By Jimmy McCarthy, Jamestown Post Journal
Chautauqua County is one of eight communities across the nation receiving designation as a “Community of Opportunity” in the Growing Food Connections initiative, and the program took a step forward Thursday.
County Executive Vince Horrigan joined GFC team members and partners to announce the program’s kickoff at the Frank W. Bratt Agricultural Center. The county was the only community in New York state selected. The goal is to strengthen nutrition while helping farmers thrive.
“That’s exactly where I want to see us go as county executive,” Horrigan said. “I want to see us as the best of the best. This opportunity is huge.”

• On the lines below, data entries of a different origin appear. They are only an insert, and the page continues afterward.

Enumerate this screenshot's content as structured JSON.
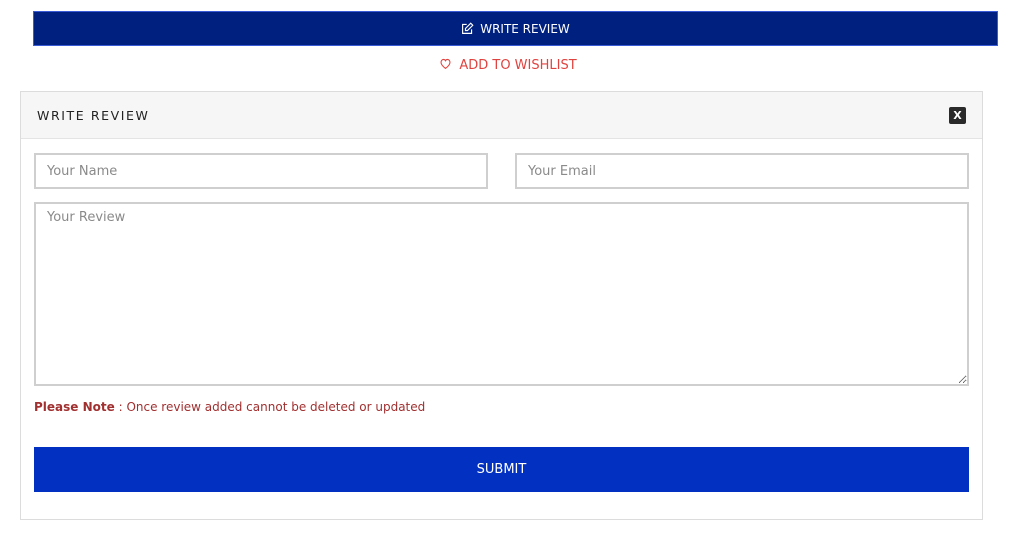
{
  "top_button": {
    "label": "WRITE REVIEW",
    "icon": "edit-icon"
  },
  "wishlist": {
    "label": "ADD TO WISHLIST",
    "icon": "heart-outline-icon"
  },
  "review_panel": {
    "title": "WRITE REVIEW",
    "close_label": "X",
    "name_placeholder": "Your Name",
    "email_placeholder": "Your Email",
    "review_placeholder": "Your Review",
    "note_label": "Please Note",
    "note_text": " : Once review added cannot be deleted or updated",
    "submit_label": "SUBMIT"
  },
  "colors": {
    "top_button_bg": "#00207f",
    "submit_bg": "#0230c0",
    "wishlist_text": "#e0433f",
    "note_text": "#a13030"
  }
}
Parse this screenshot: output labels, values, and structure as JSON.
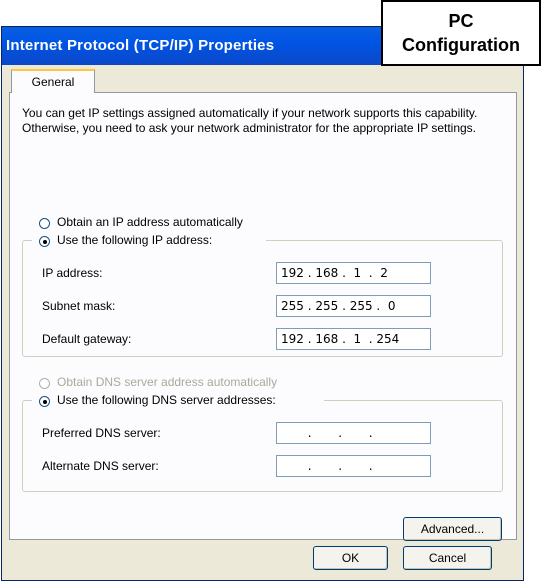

County Executive Vince Horrigan joins Growing Food Connections team members and partners to announce the kickoff of the Growing Food Connections initiative in Chautauqua County. Pictured from left are: Ann Abdella, executive director of the Chautauqua County Health Network; Julia Freedgood, assistant vice president for programs for the American Farmland Trust; County Executive Vince Horrigan; Emily Reynolds, interim operations manager for Cornell Cooperative Extension of Chautauqua County; and Samina Raja, principal investigator and associate professor at the University of Buffalo.
The initiative is funded through a U.S Department of Agriculture grant, and is designed to assist local governments create plans, policies, partnerships and public investments to enhance food systems from the farm to the consumer. The initiative also aims to support underserved residents.

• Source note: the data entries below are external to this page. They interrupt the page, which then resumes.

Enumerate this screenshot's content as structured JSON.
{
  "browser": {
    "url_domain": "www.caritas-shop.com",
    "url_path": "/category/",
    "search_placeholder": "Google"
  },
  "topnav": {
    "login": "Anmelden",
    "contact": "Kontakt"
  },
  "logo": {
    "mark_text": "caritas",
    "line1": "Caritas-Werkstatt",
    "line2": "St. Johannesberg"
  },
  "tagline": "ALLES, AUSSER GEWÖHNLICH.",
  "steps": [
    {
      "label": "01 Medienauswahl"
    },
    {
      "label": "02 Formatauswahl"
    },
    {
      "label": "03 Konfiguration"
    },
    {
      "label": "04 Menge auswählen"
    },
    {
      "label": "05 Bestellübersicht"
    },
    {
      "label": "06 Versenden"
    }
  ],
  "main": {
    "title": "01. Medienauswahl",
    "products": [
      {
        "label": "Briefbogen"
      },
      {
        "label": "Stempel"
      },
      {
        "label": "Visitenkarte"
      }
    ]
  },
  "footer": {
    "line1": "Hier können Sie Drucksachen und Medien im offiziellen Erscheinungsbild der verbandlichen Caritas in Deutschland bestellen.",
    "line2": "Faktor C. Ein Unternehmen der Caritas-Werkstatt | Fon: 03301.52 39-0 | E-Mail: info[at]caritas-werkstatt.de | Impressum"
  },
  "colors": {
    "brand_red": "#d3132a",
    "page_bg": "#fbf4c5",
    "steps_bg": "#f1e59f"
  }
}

The GFC initiative is led by the Food Systems Planning and Healthy Communities Lab at the University of Buffalo in partnership with the American Farmland Trust. Samina Raja, principal investigator and associate professor at the University of Buffalo, said the GFC is committed to the county’s stakeholders.

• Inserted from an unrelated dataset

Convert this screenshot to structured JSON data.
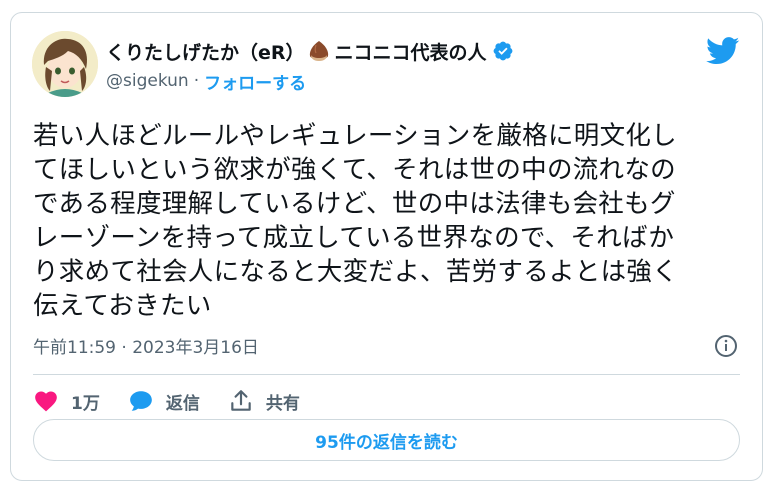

A 15-member steering committee the county established holds the duty to guide the initiative. The committee will have responsibilities of building strong collaboration, providing insights to local coordinators and ensuring work is sustained beyond the life of the initiative.
Raja said the county will also be a part of a national network of other counties trying new and innovative ideas.
“With its strong agricultural base, resilient workforce and collaborative ethos, Chautauqua County has all the ingredients to emerge as a model county in the state and country,” she said.
Julia Freedgood, assistant vice president of programs for American Farmland Trust, said the initiative begins with understanding what is happening in the county. From there, she said GFC officials will work with the steering committee and local government to build off assets and opportunities.
“Broadly, that’s to connect local agriculture to make it viable and thrive with all consumers, especially those underserved,” Freedgood said. “It could be building a bigger and better farmers market system. It could be building a food hub.”
The local initiative is led by the county and Cornell Cooperative Extension with assistance from the Chautauqua County Health Network and the Jamestown Renaissance Corporation.
“We have a lot of potential to tap into the resources from Cornell University and what we do at the cooperative extension,” said Emily Reynolds, interim operations manager for Cornell Cooperative Extension of Chautauqua County. “It’s a wonderful collaboration, and I’m excited about the possibilities.”
Raja commended all stakeholders who made sure the application rose to a competitive level at the national stage.
The GFC initiative throughout the U.S. is a five-year, $3.96 million research initiative that’s funded by the Agriculture and Food Research Initiative of the National Institute of Food and Agriculture, a federal agency within the USDA.
For more information about the Growing Food Connections project, visit www.growingfoodconnections.org. For more information about Chautauqua County’s Growing Food Connections initiative, contact the Cornell Cooperative Extension at 664-9502 ext. 202 or ext. 212.